First, the method determines which are the events that may violate each constraint. Then, for each event, computes an appropriate alternative representation (though semantically-equivalent) of the constraint to be used when verifying the IB after executing events of that kind. Searching for this alternative representation may imply expressing the constraint using a different type as a context type. See Incremental Evaluation of OCL Constraints for the definition of the best context type for a constraint after a certain event and Transforming techniques for OCL Constraints for the definition of how to obtain the new alternative.
Then, we process the CS in the following way (see Computing the Relevant Instances That May Violate an OCL Constraint ) : 1 - The CS is extended with a set of new types that record the events issued during the operation execution, 2 - Each constraint (either one of the original ones or one of the generated alterantives) is redefined to be evaluated only over the instances affected by the events for which that constraint is an appropriate alternative. The redefinition process consists in changing its context type of the constraint to a new derived subtype of the previous context type. These derived subtypes are designed (by means of their derivation rules) to hold only the affected instances.
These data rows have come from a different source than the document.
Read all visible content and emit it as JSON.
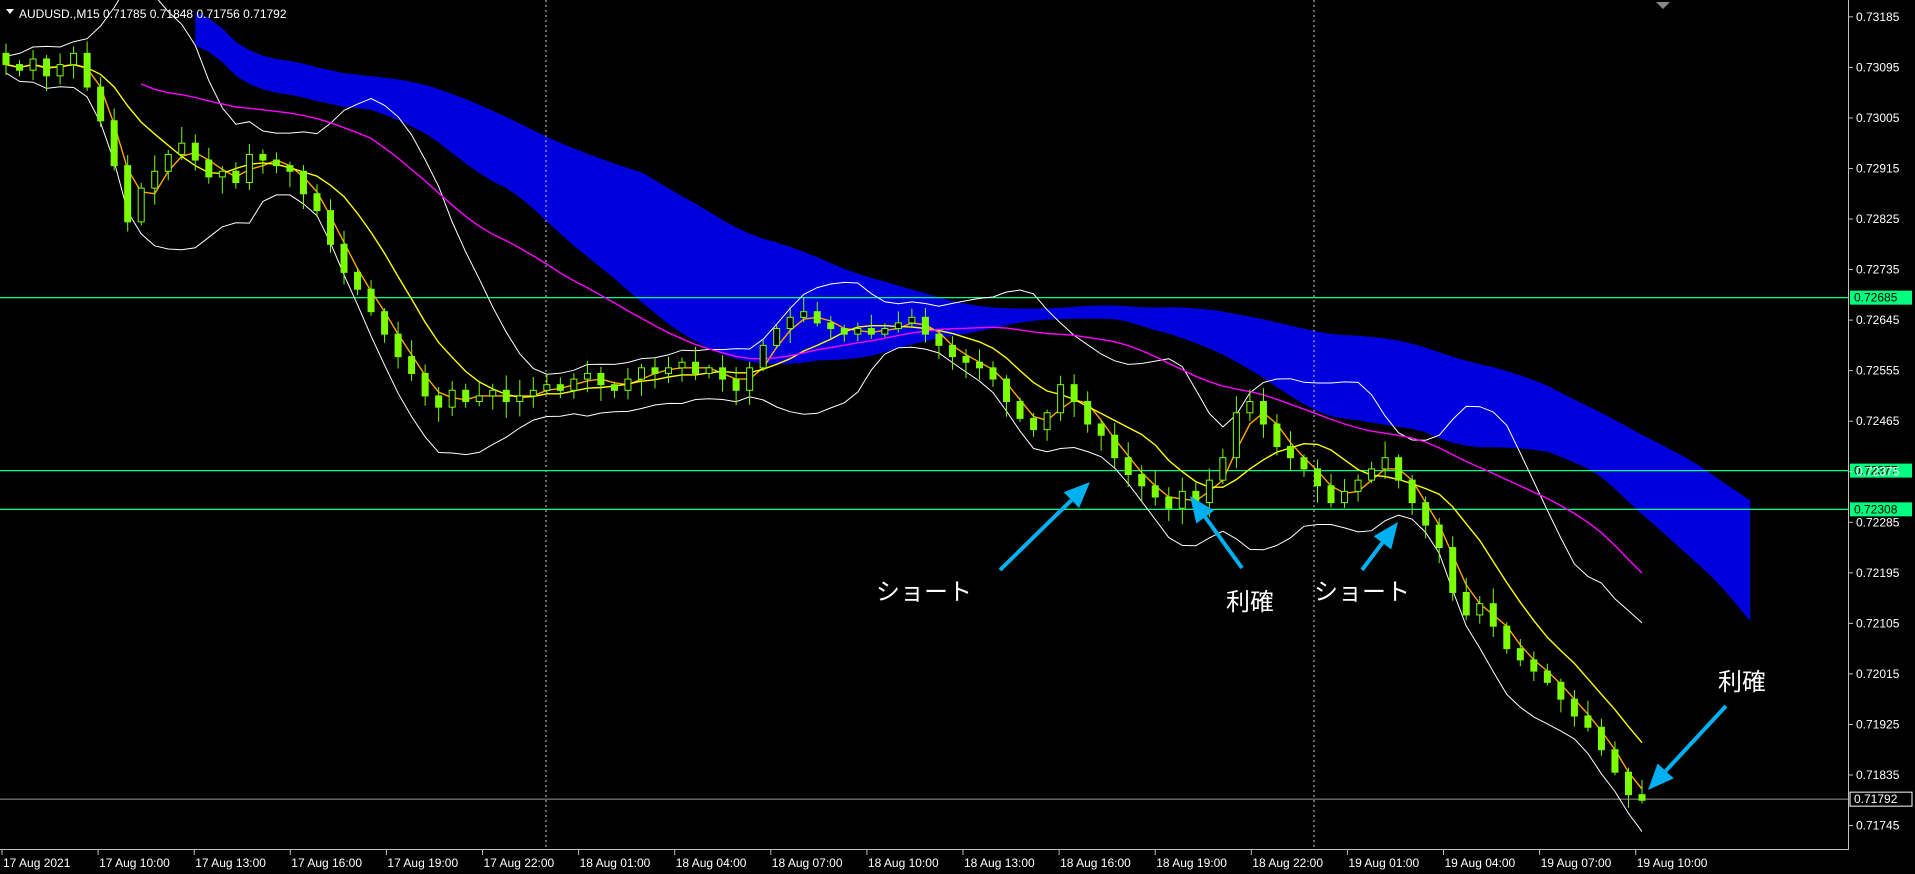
{
  "header": {
    "symbol_line": "AUDUSD.,M15  0.71785 0.71848 0.71756 0.71792"
  },
  "chart_data": {
    "type": "candlestick",
    "symbol": "AUDUSD.",
    "timeframe": "M15",
    "ohlc_header": {
      "open": 0.71785,
      "high": 0.71848,
      "low": 0.71756,
      "close": 0.71792
    },
    "ylim": [
      0.71705,
      0.73215
    ],
    "y_ticks": [
      "0.73185",
      "0.73095",
      "0.73005",
      "0.72915",
      "0.72825",
      "0.72735",
      "0.72645",
      "0.72555",
      "0.72465",
      "0.72375",
      "0.72285",
      "0.72195",
      "0.72105",
      "0.72015",
      "0.71925",
      "0.71835",
      "0.71745"
    ],
    "x_ticks": [
      "17 Aug 2021",
      "17 Aug 10:00",
      "17 Aug 13:00",
      "17 Aug 16:00",
      "17 Aug 19:00",
      "17 Aug 22:00",
      "18 Aug 01:00",
      "18 Aug 04:00",
      "18 Aug 07:00",
      "18 Aug 10:00",
      "18 Aug 13:00",
      "18 Aug 16:00",
      "18 Aug 19:00",
      "18 Aug 22:00",
      "19 Aug 01:00",
      "19 Aug 04:00",
      "19 Aug 07:00",
      "19 Aug 10:00"
    ],
    "horizontal_levels": [
      {
        "value": 0.72685,
        "label": "0.72685"
      },
      {
        "value": 0.72377,
        "label": "0.72377"
      },
      {
        "value": 0.72308,
        "label": "0.72308"
      }
    ],
    "current_price": {
      "value": 0.71792,
      "label": "0.71792"
    },
    "period_separators": [
      "18 Aug 2021",
      "19 Aug 2021"
    ],
    "closes": [
      0.731,
      0.7309,
      0.7311,
      0.7308,
      0.731,
      0.7312,
      0.7306,
      0.73,
      0.7292,
      0.7282,
      0.7288,
      0.7291,
      0.7294,
      0.7296,
      0.7293,
      0.729,
      0.7291,
      0.7289,
      0.7294,
      0.7293,
      0.7292,
      0.7291,
      0.7287,
      0.7284,
      0.7278,
      0.7273,
      0.727,
      0.7266,
      0.7262,
      0.7258,
      0.7255,
      0.7251,
      0.7249,
      0.7252,
      0.725,
      0.7251,
      0.7252,
      0.725,
      0.7251,
      0.7252,
      0.7253,
      0.7252,
      0.7254,
      0.7255,
      0.7253,
      0.7252,
      0.7254,
      0.7256,
      0.7255,
      0.7256,
      0.7257,
      0.7255,
      0.7256,
      0.7254,
      0.7252,
      0.7256,
      0.726,
      0.7263,
      0.7265,
      0.7266,
      0.7264,
      0.7263,
      0.7262,
      0.7263,
      0.7262,
      0.7263,
      0.7264,
      0.7265,
      0.7262,
      0.726,
      0.7258,
      0.7257,
      0.7256,
      0.7254,
      0.725,
      0.7247,
      0.7245,
      0.7248,
      0.7253,
      0.725,
      0.7246,
      0.7244,
      0.724,
      0.7237,
      0.7235,
      0.7233,
      0.7231,
      0.7234,
      0.7232,
      0.7236,
      0.724,
      0.7248,
      0.725,
      0.7246,
      0.7242,
      0.724,
      0.7238,
      0.7235,
      0.7232,
      0.7234,
      0.7236,
      0.7238,
      0.724,
      0.7236,
      0.7232,
      0.7228,
      0.7224,
      0.7216,
      0.7212,
      0.7214,
      0.721,
      0.7206,
      0.7204,
      0.7202,
      0.72,
      0.7197,
      0.7194,
      0.7192,
      0.7188,
      0.7184,
      0.718,
      0.7179
    ],
    "annotations": [
      {
        "text": "ショート"
      },
      {
        "text": "利確"
      },
      {
        "text": "ショート"
      },
      {
        "text": "利確"
      }
    ],
    "colors": {
      "background": "#000000",
      "candle": "#7CFC00",
      "ichimoku_cloud": "#0000DD",
      "ma_fast": "#FFA500",
      "ma_slow": "#FFFF00",
      "ma_long": "#FF00FF",
      "bollinger": "#FFFFFF",
      "levels": "#00FF7F",
      "arrows": "#00B0F0"
    }
  }
}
Therefore, after the redefinition, the constraint body is evaluated only over the instances of the derived subtype, i.e. over the affected instances. Figure 2 shows the generated schema for the CS of Figure 1 (Poseidon for UML is used to display the generated XMI) together with the redefined ICs and derivation rules. Note that during the process we have generated a new alternative for MaxSalary (MaxSalary2, defined using employee as a context type and with the body self.salary <= self.employer.maxSalary). This alternative is used to check the consistency of the data in the IB after the events update of the salary of an employee and insert a new link between an employee and a department. The original constraint is only used to check the IB after updates of the maxSalary attribute.
Both alternatives have been redefined over the new derived subtypes EmployeeMaxSalary2 and DepartmentMaxSalary. According to their derivation rules, DepartmentMaxSalary contains those departments where the maxSalary attribute has been modified during the update of the IB while EmployeeMaxSalary2 contains those employees that have been assigned to a department or that have changed the value of their salary attribute. The information about the executed events is recorded in the new types uDepartmentMaxSalary, uEmployeeSalary and iWorksIn.
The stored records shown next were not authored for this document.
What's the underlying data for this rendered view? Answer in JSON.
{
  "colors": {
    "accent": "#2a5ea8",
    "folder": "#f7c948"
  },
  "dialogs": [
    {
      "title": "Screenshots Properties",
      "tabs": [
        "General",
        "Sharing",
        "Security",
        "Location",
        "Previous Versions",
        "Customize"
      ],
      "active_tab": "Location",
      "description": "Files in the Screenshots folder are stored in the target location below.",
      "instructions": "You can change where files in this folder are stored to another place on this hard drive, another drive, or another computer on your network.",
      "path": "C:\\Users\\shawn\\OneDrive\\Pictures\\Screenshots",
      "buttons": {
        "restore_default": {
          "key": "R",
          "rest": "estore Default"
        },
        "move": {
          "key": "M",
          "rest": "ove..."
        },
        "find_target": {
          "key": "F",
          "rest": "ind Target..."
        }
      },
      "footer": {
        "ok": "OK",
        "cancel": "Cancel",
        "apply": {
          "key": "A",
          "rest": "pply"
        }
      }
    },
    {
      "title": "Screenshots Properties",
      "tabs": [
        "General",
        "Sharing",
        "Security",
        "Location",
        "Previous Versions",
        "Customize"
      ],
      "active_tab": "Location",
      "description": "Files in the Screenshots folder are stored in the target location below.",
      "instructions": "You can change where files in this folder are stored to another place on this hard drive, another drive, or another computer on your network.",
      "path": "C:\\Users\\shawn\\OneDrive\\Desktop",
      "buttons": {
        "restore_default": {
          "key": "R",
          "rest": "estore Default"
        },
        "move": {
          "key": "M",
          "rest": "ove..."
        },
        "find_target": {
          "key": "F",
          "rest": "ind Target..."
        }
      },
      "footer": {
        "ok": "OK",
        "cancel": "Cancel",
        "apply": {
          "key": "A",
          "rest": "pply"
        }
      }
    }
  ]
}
context DepartmentMaxSalary inv MaxSalary: self.employee->forAll(e: Employee | e.salary <= self.maxSalary)
context DepartmentMaxSalary::allInstances() : Set(Department) body: uDepartmentMaxSalary::allInstances().ref->asSet()
context EmployeeMaxSalary2 inv MaxSalary2: self.salary <= self.employer.maxSalary
context EmployeeMaxSalary2::allInstances() : Set(Employee) body: uEmployeeSalary::allInstances().ref->union(iWorksIn::allInstances().refEmployee)->asSet()
We have implemented a prototype tool for the efficiency improvements provided by our method. Download this file and follow the instructions on the getting-started.txt file included in the zip. Tool programmers: Carol Cervelló, Raúl Solana and Jordi Cabot.
Given an XMI file (as this one , representing the schema of Figure 1) and a set of OCL integrity constraints expressed in their concrete (textual) representation (as this one , with the MaxSalary constraint), the tool internally stores the CS and the constraints as instances of the UML and OCL metamodels, respectively.
By means of processing this internal representations, the tool reports about the set of events that may violate each constraint (screenshot 2), the set of constraints an event may violate (screenshot 3), the incremental expressions to be used when verifying each constraint after each type of event (screenshot 4). The tool is also able to generate the XMI corresponding to the efficient schema and a textual file with the new constraints and derivation rules (as shown in Figure 2).